By using the reflection we’re able to access the original “visible_label” column and migrate the data to the translation entity. We built similar routines for each of the entities that we had to migrate. After the migration and everyone confirmed that the live site was functioning properly, we removed the translated columns from the original entity and database.
By taking this two staged approach we were able to move to translatable entities while not losing any data in the migration. In our case we also marked (//START TRANS, //END TRANS) on each entity the start of translatable columns and end so that we could use sed to go through all of them and remove the old columns once the migration was finished.
Posted In: General
We’ve been evaluating Apache Flume over the last few weeks as part of a client project we’re working on. At a high level, our goal was to get plain text data generated by one of our applications running in a non-AWS datacenter back into Amazon S3 so that we could load it into Redshift. Reading through the Is Flume a good fit? section of their docs it perfectly describes this use case:
If you need to ingest textual log data into Hadoop/HDFS then Flume is the right fit for your problem, full stop
OK great, but what about writing into S3? It turns out you can use the HDFS sink to write into S3 if you use a “path” configuration formatted like ‘s3n://<AWS.ACCESS.KEY>:<AWS.SECRET.KEY>@<bucket.name>’.
But wait! Unfortunately Flume doesn’t ship with “batteries included” for writing to HDFS and S3 so you’ll need to grab a couple more dependencies before you can get this working. Frustratingly, you need to grab version compatible JARs of the Amazon S3 client, HDFS, and Hadoop with S3 compatibility. After flailing around downloading packages, hitting an error, downloading more JARs, and finally getting Flume working I realized there had to be a better way to replicate the process.
Enter Maven! Since we’re just grabbing down JARs it’s actually possible to use a pom.xml to describe what dependencies we need, let Maven grab the JARs, and then copy the JARs into a local folder. Here’s a working pom.xml file against Flume 1.6:
To use it, just run “mvn process-sources” and you’ll end up with all the JARs conveniently in a “lib/” folder in the current directory. Copy those JARs into the “lib/” folder of your Flume download and you should be off to the races. Note: These are very possibly more JARs than you need to get Flume running but as Maven dependencies this is the simplest I could come up with.
Flushing out the steps to getting a working S3 sink you should be able to do the following:
Before you run the last command to launch Flume you’ll need to edit “agent1.conf” to enter your Amazon token, secret key, and S3 bucket location. You’ll need to create the S3 bucket before trying to write to it with Flume. And then finally, to test that everything is working you can use netcat with the following:
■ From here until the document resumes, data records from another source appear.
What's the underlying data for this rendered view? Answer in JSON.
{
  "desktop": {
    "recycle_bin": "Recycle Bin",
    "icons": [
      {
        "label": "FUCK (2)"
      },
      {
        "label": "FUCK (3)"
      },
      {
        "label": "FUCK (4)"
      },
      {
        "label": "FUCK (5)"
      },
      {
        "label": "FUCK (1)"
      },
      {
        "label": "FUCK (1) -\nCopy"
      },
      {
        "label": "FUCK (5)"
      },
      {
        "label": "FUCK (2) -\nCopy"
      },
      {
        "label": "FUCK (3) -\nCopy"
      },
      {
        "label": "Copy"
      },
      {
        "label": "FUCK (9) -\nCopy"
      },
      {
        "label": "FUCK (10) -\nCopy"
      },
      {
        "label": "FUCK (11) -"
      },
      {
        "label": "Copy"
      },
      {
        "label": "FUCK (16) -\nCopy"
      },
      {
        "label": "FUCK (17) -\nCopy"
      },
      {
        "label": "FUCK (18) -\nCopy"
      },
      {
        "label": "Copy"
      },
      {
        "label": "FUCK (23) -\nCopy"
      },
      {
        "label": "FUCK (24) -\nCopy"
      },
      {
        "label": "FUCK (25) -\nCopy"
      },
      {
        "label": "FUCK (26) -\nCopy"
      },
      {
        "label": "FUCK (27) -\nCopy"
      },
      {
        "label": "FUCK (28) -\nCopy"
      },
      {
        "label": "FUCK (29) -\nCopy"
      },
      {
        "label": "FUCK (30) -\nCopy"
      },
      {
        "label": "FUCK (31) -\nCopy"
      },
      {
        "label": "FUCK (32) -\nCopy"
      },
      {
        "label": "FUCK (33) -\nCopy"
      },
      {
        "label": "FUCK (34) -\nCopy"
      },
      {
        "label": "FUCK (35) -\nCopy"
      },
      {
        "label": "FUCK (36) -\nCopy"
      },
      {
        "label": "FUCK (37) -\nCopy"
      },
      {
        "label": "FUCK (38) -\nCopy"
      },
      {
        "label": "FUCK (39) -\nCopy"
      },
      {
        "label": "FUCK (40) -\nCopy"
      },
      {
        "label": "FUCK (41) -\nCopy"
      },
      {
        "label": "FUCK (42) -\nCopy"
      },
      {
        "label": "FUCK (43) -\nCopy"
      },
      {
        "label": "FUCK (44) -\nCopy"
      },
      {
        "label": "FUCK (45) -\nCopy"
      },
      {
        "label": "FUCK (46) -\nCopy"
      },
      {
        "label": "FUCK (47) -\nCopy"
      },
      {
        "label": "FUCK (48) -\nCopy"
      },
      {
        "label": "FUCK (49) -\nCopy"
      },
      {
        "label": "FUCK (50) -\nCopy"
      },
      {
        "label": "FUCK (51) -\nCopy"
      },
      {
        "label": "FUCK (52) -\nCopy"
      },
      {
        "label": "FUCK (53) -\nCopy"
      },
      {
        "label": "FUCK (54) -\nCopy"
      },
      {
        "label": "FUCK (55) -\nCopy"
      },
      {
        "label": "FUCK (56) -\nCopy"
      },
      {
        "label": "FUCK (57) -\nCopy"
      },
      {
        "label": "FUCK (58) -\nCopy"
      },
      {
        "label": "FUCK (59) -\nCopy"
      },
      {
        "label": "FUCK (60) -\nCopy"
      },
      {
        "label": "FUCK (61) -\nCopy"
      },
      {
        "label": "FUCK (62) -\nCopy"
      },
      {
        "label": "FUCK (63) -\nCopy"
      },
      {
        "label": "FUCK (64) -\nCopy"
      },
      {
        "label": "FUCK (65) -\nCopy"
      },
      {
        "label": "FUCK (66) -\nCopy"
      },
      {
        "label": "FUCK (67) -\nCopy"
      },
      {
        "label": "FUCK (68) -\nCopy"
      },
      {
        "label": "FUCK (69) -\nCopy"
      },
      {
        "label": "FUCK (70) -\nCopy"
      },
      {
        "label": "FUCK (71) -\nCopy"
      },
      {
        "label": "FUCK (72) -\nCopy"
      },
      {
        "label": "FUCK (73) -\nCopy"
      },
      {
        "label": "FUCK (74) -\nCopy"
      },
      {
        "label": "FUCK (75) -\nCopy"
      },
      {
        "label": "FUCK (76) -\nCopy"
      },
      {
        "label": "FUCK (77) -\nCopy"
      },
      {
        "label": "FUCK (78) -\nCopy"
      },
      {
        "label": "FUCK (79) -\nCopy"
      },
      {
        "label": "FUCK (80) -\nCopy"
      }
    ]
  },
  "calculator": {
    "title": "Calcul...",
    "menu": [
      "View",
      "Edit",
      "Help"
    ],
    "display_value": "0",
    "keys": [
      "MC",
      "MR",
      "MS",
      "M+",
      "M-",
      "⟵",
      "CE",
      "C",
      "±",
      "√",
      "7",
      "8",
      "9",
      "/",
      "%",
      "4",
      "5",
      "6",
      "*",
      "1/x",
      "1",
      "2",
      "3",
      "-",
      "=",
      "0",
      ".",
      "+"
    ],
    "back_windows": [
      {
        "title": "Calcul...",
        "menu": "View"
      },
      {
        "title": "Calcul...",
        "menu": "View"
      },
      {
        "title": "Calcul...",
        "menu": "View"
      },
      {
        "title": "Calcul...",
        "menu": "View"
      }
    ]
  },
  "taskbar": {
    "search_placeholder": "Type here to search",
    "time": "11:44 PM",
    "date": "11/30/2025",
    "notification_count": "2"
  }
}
Back on the terminal with Flume you should see debug data about receiving the message an a notification about an S3 upload. So what’s next? Not much, you’ll need to pick an appropriate source and then tune your HDFS and channel parameters for the amount of throughput you need.
As always, questions and comments welcome!
Posted In: Big Data